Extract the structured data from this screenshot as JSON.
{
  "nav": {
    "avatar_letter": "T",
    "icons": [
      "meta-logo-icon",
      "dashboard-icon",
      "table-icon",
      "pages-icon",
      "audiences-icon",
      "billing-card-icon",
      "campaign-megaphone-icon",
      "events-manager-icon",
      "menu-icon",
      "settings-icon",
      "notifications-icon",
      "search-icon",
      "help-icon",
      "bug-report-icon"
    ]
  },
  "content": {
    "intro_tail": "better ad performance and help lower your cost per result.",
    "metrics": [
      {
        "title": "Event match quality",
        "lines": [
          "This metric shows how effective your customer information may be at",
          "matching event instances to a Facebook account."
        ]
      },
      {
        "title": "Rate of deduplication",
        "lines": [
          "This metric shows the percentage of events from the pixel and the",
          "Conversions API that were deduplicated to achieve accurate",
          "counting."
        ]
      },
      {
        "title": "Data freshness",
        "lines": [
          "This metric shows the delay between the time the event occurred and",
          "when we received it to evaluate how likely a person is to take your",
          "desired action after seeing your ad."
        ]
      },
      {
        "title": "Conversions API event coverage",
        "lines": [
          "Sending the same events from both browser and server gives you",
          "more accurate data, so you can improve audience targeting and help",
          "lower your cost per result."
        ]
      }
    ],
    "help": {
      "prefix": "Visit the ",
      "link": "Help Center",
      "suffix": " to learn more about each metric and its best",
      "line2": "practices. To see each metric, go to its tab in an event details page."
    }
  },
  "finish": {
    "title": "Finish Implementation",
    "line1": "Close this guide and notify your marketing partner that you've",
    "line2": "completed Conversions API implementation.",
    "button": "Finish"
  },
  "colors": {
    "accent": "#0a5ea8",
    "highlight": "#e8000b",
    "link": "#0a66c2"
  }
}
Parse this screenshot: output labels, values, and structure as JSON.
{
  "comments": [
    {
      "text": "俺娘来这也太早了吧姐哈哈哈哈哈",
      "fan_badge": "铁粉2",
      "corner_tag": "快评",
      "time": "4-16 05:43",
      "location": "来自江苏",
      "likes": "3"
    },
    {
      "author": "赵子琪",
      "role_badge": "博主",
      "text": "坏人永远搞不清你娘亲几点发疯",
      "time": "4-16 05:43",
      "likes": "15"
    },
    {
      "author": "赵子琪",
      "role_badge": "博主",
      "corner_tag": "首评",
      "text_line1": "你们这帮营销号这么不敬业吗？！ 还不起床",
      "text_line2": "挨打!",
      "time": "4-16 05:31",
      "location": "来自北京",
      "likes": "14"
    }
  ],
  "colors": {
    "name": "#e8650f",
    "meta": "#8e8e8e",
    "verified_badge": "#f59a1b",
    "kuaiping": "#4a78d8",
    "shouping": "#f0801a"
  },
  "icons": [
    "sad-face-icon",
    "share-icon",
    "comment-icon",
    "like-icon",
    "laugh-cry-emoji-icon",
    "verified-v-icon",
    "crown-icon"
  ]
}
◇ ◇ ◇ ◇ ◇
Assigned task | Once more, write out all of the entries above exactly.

Response |
Extract the structured data from this screenshot as JSON.
{
  "nav": {
    "avatar_letter": "T",
    "icons": [
      "meta-logo-icon",
      "dashboard-icon",
      "table-icon",
      "pages-icon",
      "audiences-icon",
      "billing-card-icon",
      "campaign-megaphone-icon",
      "events-manager-icon",
      "menu-icon",
      "settings-icon",
      "notifications-icon",
      "search-icon",
      "help-icon",
      "bug-report-icon"
    ]
  },
  "content": {
    "intro_tail": "better ad performance and help lower your cost per result.",
    "metrics": [
      {
        "title": "Event match quality",
        "lines": [
          "This metric shows how effective your customer information may be at",
          "matching event instances to a Facebook account."
        ]
      },
      {
        "title": "Rate of deduplication",
        "lines": [
          "This metric shows the percentage of events from the pixel and the",
          "Conversions API that were deduplicated to achieve accurate",
          "counting."
        ]
      },
      {
        "title": "Data freshness",
        "lines": [
          "This metric shows the delay between the time the event occurred and",
          "when we received it to evaluate how likely a person is to take your",
          "desired action after seeing your ad."
        ]
      },
      {
        "title": "Conversions API event coverage",
        "lines": [
          "Sending the same events from both browser and server gives you",
          "more accurate data, so you can improve audience targeting and help",
          "lower your cost per result."
        ]
      }
    ],
    "help": {
      "prefix": "Visit the ",
      "link": "Help Center",
      "suffix": " to learn more about each metric and its best",
      "line2": "practices. To see each metric, go to its tab in an event details page."
    }
  },
  "finish": {
    "title": "Finish Implementation",
    "line1": "Close this guide and notify your marketing partner that you've",
    "line2": "completed Conversions API implementation.",
    "button": "Finish"
  },
  "colors": {
    "accent": "#0a5ea8",
    "highlight": "#e8000b",
    "link": "#0a66c2"
  }
}
Parse this screenshot: output labels, values, and structure as JSON.
{
  "comments": [
    {
      "text": "俺娘来这也太早了吧姐哈哈哈哈哈",
      "fan_badge": "铁粉2",
      "corner_tag": "快评",
      "time": "4-16 05:43",
      "location": "来自江苏",
      "likes": "3"
    },
    {
      "author": "赵子琪",
      "role_badge": "博主",
      "text": "坏人永远搞不清你娘亲几点发疯",
      "time": "4-16 05:43",
      "likes": "15"
    },
    {
      "author": "赵子琪",
      "role_badge": "博主",
      "corner_tag": "首评",
      "text_line1": "你们这帮营销号这么不敬业吗？！ 还不起床",
      "text_line2": "挨打!",
      "time": "4-16 05:31",
      "location": "来自北京",
      "likes": "14"
    }
  ],
  "colors": {
    "name": "#e8650f",
    "meta": "#8e8e8e",
    "verified_badge": "#f59a1b",
    "kuaiping": "#4a78d8",
    "shouping": "#f0801a"
  },
  "icons": [
    "sad-face-icon",
    "share-icon",
    "comment-icon",
    "like-icon",
    "laugh-cry-emoji-icon",
    "verified-v-icon",
    "crown-icon"
  ]
}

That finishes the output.